- Supplied data -

━━━

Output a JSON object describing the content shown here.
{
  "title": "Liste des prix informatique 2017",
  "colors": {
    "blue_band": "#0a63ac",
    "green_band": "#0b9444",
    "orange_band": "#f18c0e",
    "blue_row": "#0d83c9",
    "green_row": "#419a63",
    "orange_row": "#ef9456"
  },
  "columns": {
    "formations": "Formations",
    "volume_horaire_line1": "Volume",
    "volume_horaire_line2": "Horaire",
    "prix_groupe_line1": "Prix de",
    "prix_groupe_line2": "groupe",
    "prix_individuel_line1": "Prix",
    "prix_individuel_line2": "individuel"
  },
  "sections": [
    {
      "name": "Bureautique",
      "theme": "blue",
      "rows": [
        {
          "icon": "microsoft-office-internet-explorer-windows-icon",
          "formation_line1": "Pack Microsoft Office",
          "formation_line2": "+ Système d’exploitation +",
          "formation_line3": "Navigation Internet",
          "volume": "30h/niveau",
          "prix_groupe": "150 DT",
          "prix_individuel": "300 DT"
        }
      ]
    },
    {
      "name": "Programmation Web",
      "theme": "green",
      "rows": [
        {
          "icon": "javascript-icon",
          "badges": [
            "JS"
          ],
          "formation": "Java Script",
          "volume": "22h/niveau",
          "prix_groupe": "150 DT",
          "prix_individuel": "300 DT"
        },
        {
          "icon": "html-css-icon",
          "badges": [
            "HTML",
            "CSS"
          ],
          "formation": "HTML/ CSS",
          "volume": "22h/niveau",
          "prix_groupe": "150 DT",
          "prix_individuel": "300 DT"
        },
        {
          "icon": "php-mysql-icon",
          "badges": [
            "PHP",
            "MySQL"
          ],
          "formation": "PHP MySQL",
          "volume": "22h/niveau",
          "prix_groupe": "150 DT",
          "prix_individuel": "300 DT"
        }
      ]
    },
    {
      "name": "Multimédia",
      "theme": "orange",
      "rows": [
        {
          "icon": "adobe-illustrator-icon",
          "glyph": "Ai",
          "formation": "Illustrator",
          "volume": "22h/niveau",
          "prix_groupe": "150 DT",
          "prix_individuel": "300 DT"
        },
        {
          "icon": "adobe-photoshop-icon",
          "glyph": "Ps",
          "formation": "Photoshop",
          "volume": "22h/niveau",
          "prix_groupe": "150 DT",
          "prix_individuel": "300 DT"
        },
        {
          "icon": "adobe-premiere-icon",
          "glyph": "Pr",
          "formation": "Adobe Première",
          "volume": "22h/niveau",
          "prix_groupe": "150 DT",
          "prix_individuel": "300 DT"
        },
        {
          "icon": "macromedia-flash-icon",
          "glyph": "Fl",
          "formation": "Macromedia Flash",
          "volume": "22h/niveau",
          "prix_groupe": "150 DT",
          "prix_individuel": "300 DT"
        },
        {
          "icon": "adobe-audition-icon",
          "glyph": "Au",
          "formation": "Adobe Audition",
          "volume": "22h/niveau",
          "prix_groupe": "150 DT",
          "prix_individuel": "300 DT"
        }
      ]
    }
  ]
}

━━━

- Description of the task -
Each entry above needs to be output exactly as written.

- Reply to the task -
Output a JSON object describing the content shown here.
{
  "title": "Liste des prix informatique 2017",
  "colors": {
    "blue_band": "#0a63ac",
    "green_band": "#0b9444",
    "orange_band": "#f18c0e",
    "blue_row": "#0d83c9",
    "green_row": "#419a63",
    "orange_row": "#ef9456"
  },
  "columns": {
    "formations": "Formations",
    "volume_horaire_line1": "Volume",
    "volume_horaire_line2": "Horaire",
    "prix_groupe_line1": "Prix de",
    "prix_groupe_line2": "groupe",
    "prix_individuel_line1": "Prix",
    "prix_individuel_line2": "individuel"
  },
  "sections": [
    {
      "name": "Bureautique",
      "theme": "blue",
      "rows": [
        {
          "icon": "microsoft-office-internet-explorer-windows-icon",
          "formation_line1": "Pack Microsoft Office",
          "formation_line2": "+ Système d’exploitation +",
          "formation_line3": "Navigation Internet",
          "volume": "30h/niveau",
          "prix_groupe": "150 DT",
          "prix_individuel": "300 DT"
        }
      ]
    },
    {
      "name": "Programmation Web",
      "theme": "green",
      "rows": [
        {
          "icon": "javascript-icon",
          "badges": [
            "JS"
          ],
          "formation": "Java Script",
          "volume": "22h/niveau",
          "prix_groupe": "150 DT",
          "prix_individuel": "300 DT"
        },
        {
          "icon": "html-css-icon",
          "badges": [
            "HTML",
            "CSS"
          ],
          "formation": "HTML/ CSS",
          "volume": "22h/niveau",
          "prix_groupe": "150 DT",
          "prix_individuel": "300 DT"
        },
        {
          "icon": "php-mysql-icon",
          "badges": [
            "PHP",
            "MySQL"
          ],
          "formation": "PHP MySQL",
          "volume": "22h/niveau",
          "prix_groupe": "150 DT",
          "prix_individuel": "300 DT"
        }
      ]
    },
    {
      "name": "Multimédia",
      "theme": "orange",
      "rows": [
        {
          "icon": "adobe-illustrator-icon",
          "glyph": "Ai",
          "formation": "Illustrator",
          "volume": "22h/niveau",
          "prix_groupe": "150 DT",
          "prix_individuel": "300 DT"
        },
        {
          "icon": "adobe-photoshop-icon",
          "glyph": "Ps",
          "formation": "Photoshop",
          "volume": "22h/niveau",
          "prix_groupe": "150 DT",
          "prix_individuel": "300 DT"
        },
        {
          "icon": "adobe-premiere-icon",
          "glyph": "Pr",
          "formation": "Adobe Première",
          "volume": "22h/niveau",
          "prix_groupe": "150 DT",
          "prix_individuel": "300 DT"
        },
        {
          "icon": "macromedia-flash-icon",
          "glyph": "Fl",
          "formation": "Macromedia Flash",
          "volume": "22h/niveau",
          "prix_groupe": "150 DT",
          "prix_individuel": "300 DT"
        },
        {
          "icon": "adobe-audition-icon",
          "glyph": "Au",
          "formation": "Adobe Audition",
          "volume": "22h/niveau",
          "prix_groupe": "150 DT",
          "prix_individuel": "300 DT"
        }
      ]
    }
  ]
}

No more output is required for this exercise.